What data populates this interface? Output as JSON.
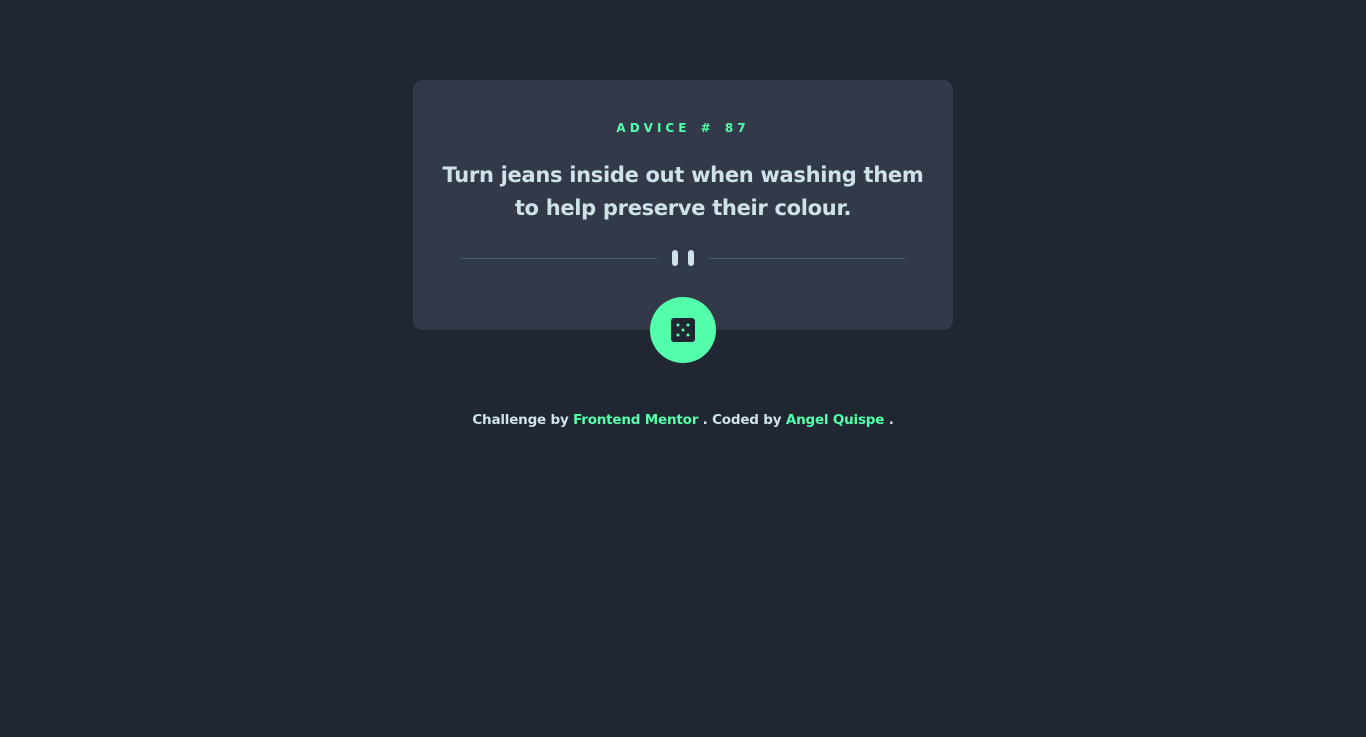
{
  "card": {
    "advice_label": "ADVICE",
    "hash": "#",
    "advice_number": "87",
    "advice_text": "Turn jeans inside out when washing them to help preserve their colour."
  },
  "icons": {
    "divider": "pause-icon",
    "button": "dice-icon"
  },
  "footer": {
    "challenge_by": "Challenge by",
    "frontend_mentor": "Frontend Mentor",
    "coded_by": ". Coded by",
    "author": "Angel Quispe",
    "end": "."
  },
  "colors": {
    "background": "#202632",
    "card": "#323a4a",
    "accent": "#53ffaa",
    "text": "#cee3e9",
    "divider": "#4f5d74"
  }
}
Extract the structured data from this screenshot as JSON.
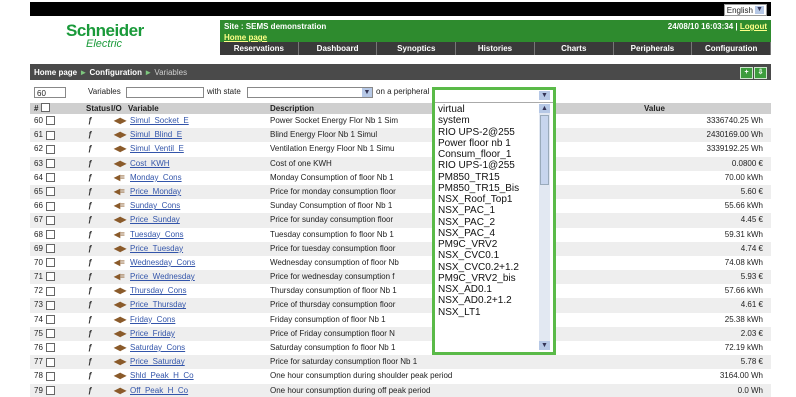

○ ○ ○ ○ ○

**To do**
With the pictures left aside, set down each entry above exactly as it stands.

**The completed task**
What data populates this interface? Output as JSON.
{
  "card": {
    "advice_label": "ADVICE",
    "hash": "#",
    "advice_number": "87",
    "advice_text": "Turn jeans inside out when washing them to help preserve their colour."
  },
  "icons": {
    "divider": "pause-icon",
    "button": "dice-icon"
  },
  "footer": {
    "challenge_by": "Challenge by",
    "frontend_mentor": "Frontend Mentor",
    "coded_by": ". Coded by",
    "author": "Angel Quispe",
    "end": "."
  },
  "colors": {
    "background": "#202632",
    "card": "#323a4a",
    "accent": "#53ffaa",
    "text": "#cee3e9",
    "divider": "#4f5d74"
  }
}
Extract the structured data from this screenshot as JSON.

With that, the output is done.